“If we find a company we like, the level of the market will not really impact our decisions. We will decide company by company. We spend essentially no time thinking about macroeconomic factors. In other words, if someone handed us a prediction by the most revered intellectual on the planet, with figures for unemployment or interest rates, or whatever it might be for the next two years, we would not pay any attention to it. We simply try to focus on businesses that we think we understand and where we like the price and management.”
Disclosure: Long CTSH, AAPL, MCD and JNJ at the time of writing.
Disclaimer: The opinions in this document are for informational and educational purposes only and should not be construed as a recommendation to buy or sell the stocks mentioned or to solicit transactions or clients. Past performance of the companies discussed may not continue and the companies may not achieve the earnings growth as predicted. The information in this document is believed to be accurate, but under no circumstances should a person act upon the information contained within.

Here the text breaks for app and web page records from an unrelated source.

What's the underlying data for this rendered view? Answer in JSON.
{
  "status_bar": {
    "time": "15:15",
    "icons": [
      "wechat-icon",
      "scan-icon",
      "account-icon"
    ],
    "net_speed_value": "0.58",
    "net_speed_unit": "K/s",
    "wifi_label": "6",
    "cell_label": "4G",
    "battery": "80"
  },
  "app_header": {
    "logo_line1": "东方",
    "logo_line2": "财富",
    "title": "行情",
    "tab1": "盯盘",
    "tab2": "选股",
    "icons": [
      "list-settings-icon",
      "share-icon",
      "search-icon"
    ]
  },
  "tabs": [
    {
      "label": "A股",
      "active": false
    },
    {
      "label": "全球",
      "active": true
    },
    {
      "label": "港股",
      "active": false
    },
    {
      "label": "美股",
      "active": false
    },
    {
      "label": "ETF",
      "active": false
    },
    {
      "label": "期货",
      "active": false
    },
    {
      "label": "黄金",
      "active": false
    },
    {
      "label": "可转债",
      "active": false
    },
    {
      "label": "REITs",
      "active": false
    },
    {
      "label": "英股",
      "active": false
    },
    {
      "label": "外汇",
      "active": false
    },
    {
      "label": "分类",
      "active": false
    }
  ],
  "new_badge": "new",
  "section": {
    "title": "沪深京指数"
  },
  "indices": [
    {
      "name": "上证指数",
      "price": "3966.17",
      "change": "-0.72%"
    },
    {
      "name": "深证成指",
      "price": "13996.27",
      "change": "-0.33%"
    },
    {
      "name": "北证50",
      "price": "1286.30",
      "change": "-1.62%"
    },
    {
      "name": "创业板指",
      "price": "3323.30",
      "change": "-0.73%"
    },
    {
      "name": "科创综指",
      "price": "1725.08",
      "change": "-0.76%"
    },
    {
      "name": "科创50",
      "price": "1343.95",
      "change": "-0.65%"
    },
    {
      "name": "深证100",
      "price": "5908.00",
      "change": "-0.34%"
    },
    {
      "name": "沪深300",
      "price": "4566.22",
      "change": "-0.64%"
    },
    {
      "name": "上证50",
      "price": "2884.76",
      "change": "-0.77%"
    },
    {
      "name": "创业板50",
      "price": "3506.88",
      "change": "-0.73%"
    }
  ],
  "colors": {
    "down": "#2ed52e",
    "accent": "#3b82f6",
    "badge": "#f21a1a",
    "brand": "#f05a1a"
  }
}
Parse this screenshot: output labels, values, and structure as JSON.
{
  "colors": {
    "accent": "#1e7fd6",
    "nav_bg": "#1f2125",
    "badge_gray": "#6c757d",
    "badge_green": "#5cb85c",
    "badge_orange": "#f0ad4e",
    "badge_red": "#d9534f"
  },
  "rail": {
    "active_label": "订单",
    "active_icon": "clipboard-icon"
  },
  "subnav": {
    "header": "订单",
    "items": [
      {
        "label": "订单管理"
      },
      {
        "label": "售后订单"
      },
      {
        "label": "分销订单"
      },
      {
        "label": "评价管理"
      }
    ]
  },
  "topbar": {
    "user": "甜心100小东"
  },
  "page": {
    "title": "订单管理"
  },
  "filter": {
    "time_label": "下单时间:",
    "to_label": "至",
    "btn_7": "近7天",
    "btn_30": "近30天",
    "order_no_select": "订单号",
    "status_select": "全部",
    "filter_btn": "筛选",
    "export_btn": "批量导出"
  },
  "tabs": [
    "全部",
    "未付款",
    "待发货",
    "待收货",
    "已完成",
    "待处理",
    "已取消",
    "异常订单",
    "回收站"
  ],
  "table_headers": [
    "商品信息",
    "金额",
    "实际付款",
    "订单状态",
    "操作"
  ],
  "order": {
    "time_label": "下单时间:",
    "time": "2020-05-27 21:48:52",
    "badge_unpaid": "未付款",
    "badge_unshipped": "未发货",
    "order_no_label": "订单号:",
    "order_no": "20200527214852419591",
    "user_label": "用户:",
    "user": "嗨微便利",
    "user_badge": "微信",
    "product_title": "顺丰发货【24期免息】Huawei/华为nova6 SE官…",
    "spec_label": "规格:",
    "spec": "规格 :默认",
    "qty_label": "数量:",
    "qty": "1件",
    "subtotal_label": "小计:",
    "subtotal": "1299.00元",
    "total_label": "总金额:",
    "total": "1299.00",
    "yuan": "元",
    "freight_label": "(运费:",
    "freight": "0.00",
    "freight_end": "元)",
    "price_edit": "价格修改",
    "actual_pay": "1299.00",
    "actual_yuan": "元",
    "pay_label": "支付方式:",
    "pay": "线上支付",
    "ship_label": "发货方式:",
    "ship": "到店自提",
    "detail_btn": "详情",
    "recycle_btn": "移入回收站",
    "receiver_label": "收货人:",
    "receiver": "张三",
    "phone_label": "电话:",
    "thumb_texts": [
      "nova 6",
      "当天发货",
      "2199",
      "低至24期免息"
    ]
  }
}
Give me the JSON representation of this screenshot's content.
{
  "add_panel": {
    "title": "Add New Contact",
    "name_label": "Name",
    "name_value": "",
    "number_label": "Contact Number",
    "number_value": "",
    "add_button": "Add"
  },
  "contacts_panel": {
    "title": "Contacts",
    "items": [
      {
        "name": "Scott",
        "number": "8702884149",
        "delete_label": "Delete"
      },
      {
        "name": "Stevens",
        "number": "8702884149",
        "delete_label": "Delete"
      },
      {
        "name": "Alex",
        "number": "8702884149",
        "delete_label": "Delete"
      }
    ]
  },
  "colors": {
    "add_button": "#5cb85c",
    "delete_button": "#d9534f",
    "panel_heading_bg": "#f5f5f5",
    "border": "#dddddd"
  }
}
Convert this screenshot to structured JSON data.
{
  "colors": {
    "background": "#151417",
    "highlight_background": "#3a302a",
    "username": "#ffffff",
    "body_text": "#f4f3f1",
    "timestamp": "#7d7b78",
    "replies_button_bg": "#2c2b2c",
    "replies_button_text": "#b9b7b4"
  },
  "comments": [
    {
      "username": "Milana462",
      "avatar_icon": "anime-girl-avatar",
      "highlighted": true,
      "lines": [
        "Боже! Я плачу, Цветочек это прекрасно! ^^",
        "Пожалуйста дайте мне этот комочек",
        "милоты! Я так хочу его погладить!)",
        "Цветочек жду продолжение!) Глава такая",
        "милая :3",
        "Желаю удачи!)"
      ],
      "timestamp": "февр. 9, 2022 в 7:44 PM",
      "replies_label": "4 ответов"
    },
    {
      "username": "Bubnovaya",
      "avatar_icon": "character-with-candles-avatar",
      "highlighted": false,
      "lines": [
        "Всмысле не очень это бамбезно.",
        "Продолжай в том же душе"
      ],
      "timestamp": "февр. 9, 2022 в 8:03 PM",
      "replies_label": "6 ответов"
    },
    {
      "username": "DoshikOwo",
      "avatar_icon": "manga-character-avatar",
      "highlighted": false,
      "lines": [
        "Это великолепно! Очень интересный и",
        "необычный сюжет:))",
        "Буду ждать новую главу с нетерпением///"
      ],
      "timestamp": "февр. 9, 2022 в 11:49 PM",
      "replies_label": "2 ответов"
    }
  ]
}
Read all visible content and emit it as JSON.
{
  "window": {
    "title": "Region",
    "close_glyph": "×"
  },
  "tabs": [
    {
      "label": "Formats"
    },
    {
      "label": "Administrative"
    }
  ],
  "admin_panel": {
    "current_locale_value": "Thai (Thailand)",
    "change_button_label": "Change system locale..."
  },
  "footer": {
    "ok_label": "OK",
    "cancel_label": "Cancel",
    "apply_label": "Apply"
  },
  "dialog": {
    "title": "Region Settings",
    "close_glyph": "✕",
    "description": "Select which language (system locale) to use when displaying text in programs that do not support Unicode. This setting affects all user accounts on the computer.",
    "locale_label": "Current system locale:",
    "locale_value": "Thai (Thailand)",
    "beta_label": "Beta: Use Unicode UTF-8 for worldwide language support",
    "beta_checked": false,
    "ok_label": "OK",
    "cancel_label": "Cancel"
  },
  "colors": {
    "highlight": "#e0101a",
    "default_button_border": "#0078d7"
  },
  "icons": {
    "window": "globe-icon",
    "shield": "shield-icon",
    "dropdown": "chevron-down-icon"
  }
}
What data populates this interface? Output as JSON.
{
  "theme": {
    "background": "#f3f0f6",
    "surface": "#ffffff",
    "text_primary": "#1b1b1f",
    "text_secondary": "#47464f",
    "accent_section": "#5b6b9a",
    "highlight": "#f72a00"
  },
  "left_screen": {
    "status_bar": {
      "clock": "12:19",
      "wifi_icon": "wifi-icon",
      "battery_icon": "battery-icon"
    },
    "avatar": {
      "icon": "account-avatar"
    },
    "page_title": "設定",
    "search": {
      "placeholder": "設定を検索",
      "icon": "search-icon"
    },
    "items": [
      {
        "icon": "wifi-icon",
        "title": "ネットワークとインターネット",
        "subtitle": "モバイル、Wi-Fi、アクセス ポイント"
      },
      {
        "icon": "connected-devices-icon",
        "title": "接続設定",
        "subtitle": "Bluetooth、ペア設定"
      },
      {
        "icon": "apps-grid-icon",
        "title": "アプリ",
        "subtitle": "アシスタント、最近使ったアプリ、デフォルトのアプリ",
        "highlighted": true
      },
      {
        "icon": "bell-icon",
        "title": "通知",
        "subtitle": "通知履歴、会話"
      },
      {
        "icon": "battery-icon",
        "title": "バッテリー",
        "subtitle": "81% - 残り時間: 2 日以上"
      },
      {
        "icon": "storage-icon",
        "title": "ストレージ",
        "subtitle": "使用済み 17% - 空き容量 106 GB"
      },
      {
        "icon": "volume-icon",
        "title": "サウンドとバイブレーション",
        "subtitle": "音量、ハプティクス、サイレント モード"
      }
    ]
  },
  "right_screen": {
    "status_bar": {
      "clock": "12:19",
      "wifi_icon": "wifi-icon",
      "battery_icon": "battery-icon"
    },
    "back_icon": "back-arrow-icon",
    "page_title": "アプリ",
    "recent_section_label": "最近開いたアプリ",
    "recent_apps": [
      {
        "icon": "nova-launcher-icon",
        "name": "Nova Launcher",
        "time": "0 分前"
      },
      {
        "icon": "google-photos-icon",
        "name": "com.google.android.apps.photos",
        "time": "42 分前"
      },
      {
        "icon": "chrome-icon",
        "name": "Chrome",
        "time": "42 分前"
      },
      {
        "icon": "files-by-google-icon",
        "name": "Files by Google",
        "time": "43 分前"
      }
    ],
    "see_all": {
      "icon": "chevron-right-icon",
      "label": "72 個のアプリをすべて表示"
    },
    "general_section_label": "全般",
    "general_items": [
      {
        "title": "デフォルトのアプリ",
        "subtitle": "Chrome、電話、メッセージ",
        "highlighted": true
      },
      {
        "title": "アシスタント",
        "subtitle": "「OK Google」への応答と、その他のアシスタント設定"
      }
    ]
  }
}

We do not recommend that anyone act upon any investment information without first consulting an investment advisor as to the suitability of such investments for his specific situation.